• _EXERCISE_
Your task is to copy every line below that contains the word "source".

• _INPUT_
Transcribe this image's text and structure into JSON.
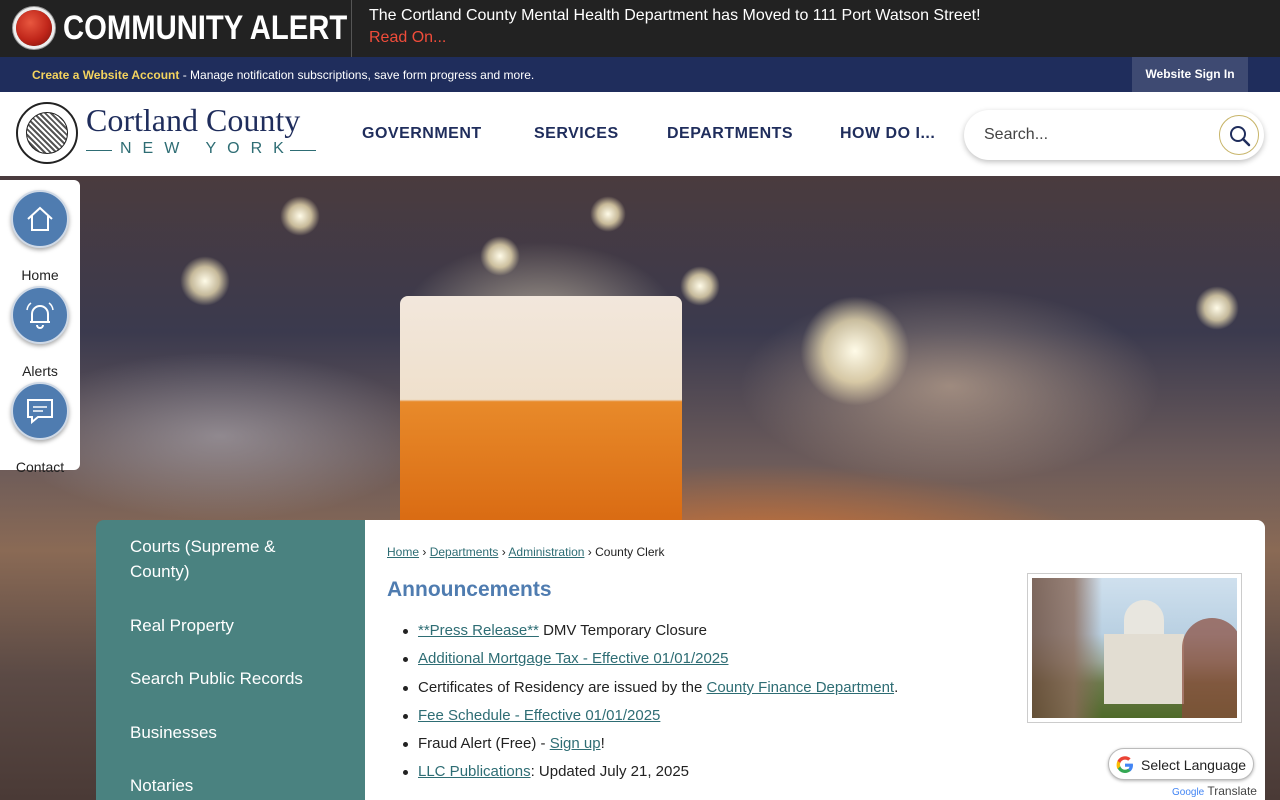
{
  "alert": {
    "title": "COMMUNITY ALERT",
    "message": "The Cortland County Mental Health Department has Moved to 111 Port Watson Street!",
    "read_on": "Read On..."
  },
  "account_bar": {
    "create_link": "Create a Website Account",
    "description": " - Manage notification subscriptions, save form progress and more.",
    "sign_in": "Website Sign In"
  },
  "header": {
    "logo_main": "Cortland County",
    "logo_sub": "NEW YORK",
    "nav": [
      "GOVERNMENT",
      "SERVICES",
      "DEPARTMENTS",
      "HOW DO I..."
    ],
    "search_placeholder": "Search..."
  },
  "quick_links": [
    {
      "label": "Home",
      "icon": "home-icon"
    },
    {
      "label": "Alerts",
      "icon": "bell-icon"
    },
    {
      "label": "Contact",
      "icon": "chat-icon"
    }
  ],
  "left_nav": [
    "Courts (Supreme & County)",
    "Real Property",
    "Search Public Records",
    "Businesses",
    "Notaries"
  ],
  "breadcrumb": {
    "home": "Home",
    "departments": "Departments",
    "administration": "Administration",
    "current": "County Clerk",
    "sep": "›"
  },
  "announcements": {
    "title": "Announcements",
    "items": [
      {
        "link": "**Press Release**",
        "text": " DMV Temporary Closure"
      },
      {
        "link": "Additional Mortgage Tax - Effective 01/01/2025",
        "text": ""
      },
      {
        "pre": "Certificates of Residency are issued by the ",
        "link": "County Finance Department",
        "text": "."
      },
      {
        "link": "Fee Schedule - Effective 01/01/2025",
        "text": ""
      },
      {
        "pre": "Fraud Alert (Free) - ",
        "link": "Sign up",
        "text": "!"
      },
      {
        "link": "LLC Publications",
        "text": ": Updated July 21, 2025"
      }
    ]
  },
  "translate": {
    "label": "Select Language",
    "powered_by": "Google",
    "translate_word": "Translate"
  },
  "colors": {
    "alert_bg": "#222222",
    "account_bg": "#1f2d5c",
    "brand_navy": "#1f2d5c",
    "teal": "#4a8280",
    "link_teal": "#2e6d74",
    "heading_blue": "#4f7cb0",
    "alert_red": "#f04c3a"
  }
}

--

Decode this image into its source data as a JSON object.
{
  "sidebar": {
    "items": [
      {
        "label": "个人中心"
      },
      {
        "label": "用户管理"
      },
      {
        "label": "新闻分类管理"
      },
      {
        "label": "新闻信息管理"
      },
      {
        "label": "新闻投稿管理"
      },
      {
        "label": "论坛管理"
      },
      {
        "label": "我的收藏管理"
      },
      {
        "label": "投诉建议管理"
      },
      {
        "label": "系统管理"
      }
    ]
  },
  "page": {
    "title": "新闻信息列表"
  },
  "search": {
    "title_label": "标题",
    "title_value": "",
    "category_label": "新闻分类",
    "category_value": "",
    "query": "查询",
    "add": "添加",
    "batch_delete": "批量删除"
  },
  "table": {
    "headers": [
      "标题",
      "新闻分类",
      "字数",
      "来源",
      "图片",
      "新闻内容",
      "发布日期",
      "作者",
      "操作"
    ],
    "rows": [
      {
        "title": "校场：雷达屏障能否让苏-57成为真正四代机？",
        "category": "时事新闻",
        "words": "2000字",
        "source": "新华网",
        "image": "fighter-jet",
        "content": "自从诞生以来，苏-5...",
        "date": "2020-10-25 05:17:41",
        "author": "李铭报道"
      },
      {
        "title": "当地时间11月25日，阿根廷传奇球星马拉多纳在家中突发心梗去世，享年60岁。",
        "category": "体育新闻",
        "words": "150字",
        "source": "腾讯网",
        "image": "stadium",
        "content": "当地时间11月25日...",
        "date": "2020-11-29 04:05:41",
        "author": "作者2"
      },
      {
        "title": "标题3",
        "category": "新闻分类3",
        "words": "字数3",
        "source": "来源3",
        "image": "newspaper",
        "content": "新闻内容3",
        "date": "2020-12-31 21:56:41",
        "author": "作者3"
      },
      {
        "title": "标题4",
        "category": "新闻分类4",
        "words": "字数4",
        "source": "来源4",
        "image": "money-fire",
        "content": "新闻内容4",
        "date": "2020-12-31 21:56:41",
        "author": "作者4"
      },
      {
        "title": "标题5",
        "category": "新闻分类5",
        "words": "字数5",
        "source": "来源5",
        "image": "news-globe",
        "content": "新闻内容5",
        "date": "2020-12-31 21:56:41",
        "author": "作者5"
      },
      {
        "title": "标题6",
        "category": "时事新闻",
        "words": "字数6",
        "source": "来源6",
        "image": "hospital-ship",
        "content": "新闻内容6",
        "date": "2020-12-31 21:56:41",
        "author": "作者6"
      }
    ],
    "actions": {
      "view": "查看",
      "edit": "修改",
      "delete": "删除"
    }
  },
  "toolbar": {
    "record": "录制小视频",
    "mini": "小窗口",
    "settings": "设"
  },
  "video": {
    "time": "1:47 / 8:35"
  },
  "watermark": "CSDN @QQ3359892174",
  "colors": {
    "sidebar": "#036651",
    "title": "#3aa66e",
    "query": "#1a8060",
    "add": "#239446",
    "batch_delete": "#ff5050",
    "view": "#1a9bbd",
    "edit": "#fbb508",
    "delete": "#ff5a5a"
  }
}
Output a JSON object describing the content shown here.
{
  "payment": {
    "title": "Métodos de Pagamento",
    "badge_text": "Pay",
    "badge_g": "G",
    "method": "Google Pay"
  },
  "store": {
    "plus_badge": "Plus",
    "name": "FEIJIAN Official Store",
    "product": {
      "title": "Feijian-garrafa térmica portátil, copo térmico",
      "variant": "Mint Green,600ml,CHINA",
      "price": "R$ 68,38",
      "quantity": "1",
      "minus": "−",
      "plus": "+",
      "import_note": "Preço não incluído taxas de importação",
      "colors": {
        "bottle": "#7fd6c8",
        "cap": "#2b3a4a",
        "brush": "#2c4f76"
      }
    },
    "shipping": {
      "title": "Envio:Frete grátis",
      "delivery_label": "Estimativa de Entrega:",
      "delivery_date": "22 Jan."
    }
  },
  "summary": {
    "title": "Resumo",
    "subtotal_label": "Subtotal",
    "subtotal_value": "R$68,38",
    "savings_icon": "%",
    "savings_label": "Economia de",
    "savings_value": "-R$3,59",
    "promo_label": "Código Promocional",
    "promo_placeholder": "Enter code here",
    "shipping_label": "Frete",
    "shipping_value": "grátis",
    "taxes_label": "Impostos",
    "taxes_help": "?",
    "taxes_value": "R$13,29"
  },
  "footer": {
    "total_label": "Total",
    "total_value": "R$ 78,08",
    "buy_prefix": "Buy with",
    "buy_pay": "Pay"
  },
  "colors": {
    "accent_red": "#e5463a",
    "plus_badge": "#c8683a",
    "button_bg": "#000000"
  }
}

• _SOLUTION_
Decode this image into its source data as a JSON object.
        "source": "新华网",
        "source": "腾讯网",
        "source": "来源3",
        "source": "来源4",
        "source": "来源5",
        "source": "来源6",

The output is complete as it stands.